Stanford Prof. Tina Seelig discusses how motivation and experimentation are essential for creativity. She also shows how true problem-solvers and entrepreneurs utilize whatever is within reach to overcome obstacles, and then quickly prototype, rather than let challenges stand in the way of a solution.
Publisher and entrepreneur Tim O’Reilly offers insights and inspirations that have influenced the successful growth of his business. O’Reilly also challenges companies to think in terms of the kinds of transformations and results they can help customers achieve.
Skybox Imaging Co-Founder Ching-Yu Hu eloquently talks about the challenges of trying to scale culture in a growing organization. Hu also touches on how the company aims to bring a Silicon Valley, agile approach to satellite development that differs from traditional aerospace companies.
Palantir Co-Founder Stephen Cohen articulates how to approach a deeper understanding between knowledge and data that is quantitative versus qualitative in nature. Recognizing the depth and subtlety of the qualitative domain, in contrast to what is precisely definable, says Cohen, provides scientists and entrepreneurs with a new and valuable perspective on solving problems.

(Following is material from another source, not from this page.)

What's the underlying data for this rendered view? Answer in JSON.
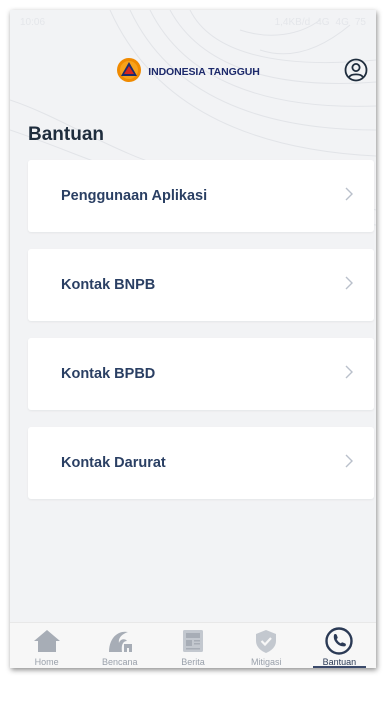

Enterprise business buyers fundamentally demand choice, says Cindy Padnos, managing partner of Illuminate Ventures. According to Padnos, this insight, along with thorough data, support her firm’s passion for focusing on investments in enterprise software and cloud computing, instead of in the consumer internet space.
Believing that we are exiting the “dark ages of computing,” investor and entrepreneur John Lilly issues a challenge to technology entrepreneurs in this era of chaos: What will you create in the white space of opportunity that lies ahead?
It’s better for a CEO to describe success than to prescribe the exact methods employees must use to achieve it. This is done, says Chegg CEO Dan Rosensweig, by establishing a company vision and sharing it often with employees. He advises to not think in terms of business models, but rather to reframe the questions to ensure your company is thinking big enough. Then, hire people willing to be part of a team that will be integral to this vision.
Both the enterprise and the end users are better served by a culture that revolves around rewarding great ideas, rather than the self-promotion of getting others to acknowledge the contributions of an individual. Marissa Mayer, Vice President of Search Products & User Experience at Google, believes that if you fill a room with smart people and give them access to information, brilliant ideas will flourish, and the need for a strict management hierarchy dissolves. A platform for the free-form sharing of ideas promotes an open culture and a flat organization.
We already know empathy makes relationships rich, but more and more it is becoming recognized as a relevant lens to look through to help us be creative and get to better quality solutions and innovations. In this excellent YouTube video, philosopher Roman Krznaric explores how to become a more empathic adventurer.
Author Guy Kawasaki suggests teams conduct a “pre-mortem” before launching a product. This technique allows teams to discover possible problems, or ways the launch could fail, while there is still time to make adjustments. Kawasaki explains this method is far more helpful, and far less contentious, than postmortem meetings that come too late to help.
Sue Siegel, CEO of GE healthymagination, offers a thoughtful list of values for properly setting team expectations and interactions. While these ideas may seem obvious at first glance, says Siegel, a commitment to these values imbues teams with the cohesiveness and integrity needed to build a high-quality culture.
Rather than trickling new innovations from the edge to the core, is it possible, rather, for the edge to dominate? The creative thinking of John Seely Brown, Deloitte Center for the Edge Independent Co-Chairman and former Chief Scientist of Xerox PARC, seeks to bring this flavor of creative thinking to the corporate world. He cites, as example, conservative business software solutions company SAP, and its internal transformation through a thriving social development network.
NVIDIA started as the first consumer 3D graphics company in 1993 and met over 200 competitors in a few years, reports its co-founder Jensen Huang. Yet today the company is the only remaining player in that sector, despite the deep pockets and global spread of others who possessed quality talent and technology. Huang attributes a pursuit of insatiable technology, despite the price, that delivered even more than the customer requested or needed, for their decades-long market endurance.
CEOs that freeze in decision making quickly cause politics in their teams, says venture capitalist Peter Fenton. Here Fenton talks with Polyvore CEO Jess Lee about the need for leaders to make timely decisions to provide necessary direction and the dangers of CEO inaction.
Noam Wasserman, of Harvard Business School, explains how he came to focus on trying to understand why high potential startups commonly fail. According to Wasserman, while a certain percentage of these ventures succumb to issues of product or market fit, the vast majority meet their end due to people problems.